(Records shown Opens)

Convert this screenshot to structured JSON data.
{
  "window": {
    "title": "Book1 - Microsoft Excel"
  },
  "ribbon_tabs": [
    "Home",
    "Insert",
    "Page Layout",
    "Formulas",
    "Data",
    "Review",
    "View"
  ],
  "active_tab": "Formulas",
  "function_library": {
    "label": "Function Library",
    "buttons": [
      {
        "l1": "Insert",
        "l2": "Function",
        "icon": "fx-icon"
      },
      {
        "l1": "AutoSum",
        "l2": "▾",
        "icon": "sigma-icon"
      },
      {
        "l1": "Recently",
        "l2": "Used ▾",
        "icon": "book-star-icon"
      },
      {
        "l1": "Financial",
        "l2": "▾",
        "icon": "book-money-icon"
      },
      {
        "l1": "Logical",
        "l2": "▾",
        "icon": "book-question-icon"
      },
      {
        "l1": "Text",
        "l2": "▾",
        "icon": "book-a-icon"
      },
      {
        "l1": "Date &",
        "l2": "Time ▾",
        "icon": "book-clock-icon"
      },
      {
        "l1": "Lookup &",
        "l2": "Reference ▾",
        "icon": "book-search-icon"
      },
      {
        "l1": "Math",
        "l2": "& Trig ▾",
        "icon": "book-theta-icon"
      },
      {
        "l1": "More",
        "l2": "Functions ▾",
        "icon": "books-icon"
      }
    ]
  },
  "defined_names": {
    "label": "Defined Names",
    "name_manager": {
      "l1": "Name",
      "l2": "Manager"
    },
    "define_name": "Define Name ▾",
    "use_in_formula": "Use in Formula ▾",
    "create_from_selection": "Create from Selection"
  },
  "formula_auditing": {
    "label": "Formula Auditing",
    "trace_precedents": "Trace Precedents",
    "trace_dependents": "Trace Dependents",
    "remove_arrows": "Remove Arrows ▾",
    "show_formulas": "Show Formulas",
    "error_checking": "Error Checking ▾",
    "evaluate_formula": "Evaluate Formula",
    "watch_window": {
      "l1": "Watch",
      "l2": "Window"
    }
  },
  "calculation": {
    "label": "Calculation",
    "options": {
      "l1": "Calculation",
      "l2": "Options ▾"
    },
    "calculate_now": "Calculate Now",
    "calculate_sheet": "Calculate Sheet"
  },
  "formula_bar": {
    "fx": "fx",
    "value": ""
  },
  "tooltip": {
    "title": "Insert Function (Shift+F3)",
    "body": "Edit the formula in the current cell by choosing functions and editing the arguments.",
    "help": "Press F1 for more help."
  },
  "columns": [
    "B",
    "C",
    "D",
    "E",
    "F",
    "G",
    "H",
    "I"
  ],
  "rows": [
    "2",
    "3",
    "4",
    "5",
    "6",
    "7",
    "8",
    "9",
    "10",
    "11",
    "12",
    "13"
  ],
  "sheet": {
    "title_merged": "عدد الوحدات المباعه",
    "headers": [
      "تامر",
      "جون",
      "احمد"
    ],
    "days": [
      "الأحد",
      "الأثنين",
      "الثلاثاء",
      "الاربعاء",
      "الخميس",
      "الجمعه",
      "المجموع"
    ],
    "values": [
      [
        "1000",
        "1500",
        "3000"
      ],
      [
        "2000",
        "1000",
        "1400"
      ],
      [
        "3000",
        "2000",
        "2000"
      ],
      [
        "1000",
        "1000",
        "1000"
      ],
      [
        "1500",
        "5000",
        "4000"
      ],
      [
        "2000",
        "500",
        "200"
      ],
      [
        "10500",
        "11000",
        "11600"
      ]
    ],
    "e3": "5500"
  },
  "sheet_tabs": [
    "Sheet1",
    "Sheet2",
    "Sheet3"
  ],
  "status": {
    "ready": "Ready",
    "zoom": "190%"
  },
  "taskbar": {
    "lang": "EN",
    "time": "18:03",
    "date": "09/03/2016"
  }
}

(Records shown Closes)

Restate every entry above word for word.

Convert this screenshot to structured JSON data.
{
  "window": {
    "title": "Book1 - Microsoft Excel"
  },
  "ribbon_tabs": [
    "Home",
    "Insert",
    "Page Layout",
    "Formulas",
    "Data",
    "Review",
    "View"
  ],
  "active_tab": "Formulas",
  "function_library": {
    "label": "Function Library",
    "buttons": [
      {
        "l1": "Insert",
        "l2": "Function",
        "icon": "fx-icon"
      },
      {
        "l1": "AutoSum",
        "l2": "▾",
        "icon": "sigma-icon"
      },
      {
        "l1": "Recently",
        "l2": "Used ▾",
        "icon": "book-star-icon"
      },
      {
        "l1": "Financial",
        "l2": "▾",
        "icon": "book-money-icon"
      },
      {
        "l1": "Logical",
        "l2": "▾",
        "icon": "book-question-icon"
      },
      {
        "l1": "Text",
        "l2": "▾",
        "icon": "book-a-icon"
      },
      {
        "l1": "Date &",
        "l2": "Time ▾",
        "icon": "book-clock-icon"
      },
      {
        "l1": "Lookup &",
        "l2": "Reference ▾",
        "icon": "book-search-icon"
      },
      {
        "l1": "Math",
        "l2": "& Trig ▾",
        "icon": "book-theta-icon"
      },
      {
        "l1": "More",
        "l2": "Functions ▾",
        "icon": "books-icon"
      }
    ]
  },
  "defined_names": {
    "label": "Defined Names",
    "name_manager": {
      "l1": "Name",
      "l2": "Manager"
    },
    "define_name": "Define Name ▾",
    "use_in_formula": "Use in Formula ▾",
    "create_from_selection": "Create from Selection"
  },
  "formula_auditing": {
    "label": "Formula Auditing",
    "trace_precedents": "Trace Precedents",
    "trace_dependents": "Trace Dependents",
    "remove_arrows": "Remove Arrows ▾",
    "show_formulas": "Show Formulas",
    "error_checking": "Error Checking ▾",
    "evaluate_formula": "Evaluate Formula",
    "watch_window": {
      "l1": "Watch",
      "l2": "Window"
    }
  },
  "calculation": {
    "label": "Calculation",
    "options": {
      "l1": "Calculation",
      "l2": "Options ▾"
    },
    "calculate_now": "Calculate Now",
    "calculate_sheet": "Calculate Sheet"
  },
  "formula_bar": {
    "fx": "fx",
    "value": ""
  },
  "tooltip": {
    "title": "Insert Function (Shift+F3)",
    "body": "Edit the formula in the current cell by choosing functions and editing the arguments.",
    "help": "Press F1 for more help."
  },
  "columns": [
    "B",
    "C",
    "D",
    "E",
    "F",
    "G",
    "H",
    "I"
  ],
  "rows": [
    "2",
    "3",
    "4",
    "5",
    "6",
    "7",
    "8",
    "9",
    "10",
    "11",
    "12",
    "13"
  ],
  "sheet": {
    "title_merged": "عدد الوحدات المباعه",
    "headers": [
      "تامر",
      "جون",
      "احمد"
    ],
    "days": [
      "الأحد",
      "الأثنين",
      "الثلاثاء",
      "الاربعاء",
      "الخميس",
      "الجمعه",
      "المجموع"
    ],
    "values": [
      [
        "1000",
        "1500",
        "3000"
      ],
      [
        "2000",
        "1000",
        "1400"
      ],
      [
        "3000",
        "2000",
        "2000"
      ],
      [
        "1000",
        "1000",
        "1000"
      ],
      [
        "1500",
        "5000",
        "4000"
      ],
      [
        "2000",
        "500",
        "200"
      ],
      [
        "10500",
        "11000",
        "11600"
      ]
    ],
    "e3": "5500"
  },
  "sheet_tabs": [
    "Sheet1",
    "Sheet2",
    "Sheet3"
  ],
  "status": {
    "ready": "Ready",
    "zoom": "190%"
  },
  "taskbar": {
    "lang": "EN",
    "time": "18:03",
    "date": "09/03/2016"
  }
}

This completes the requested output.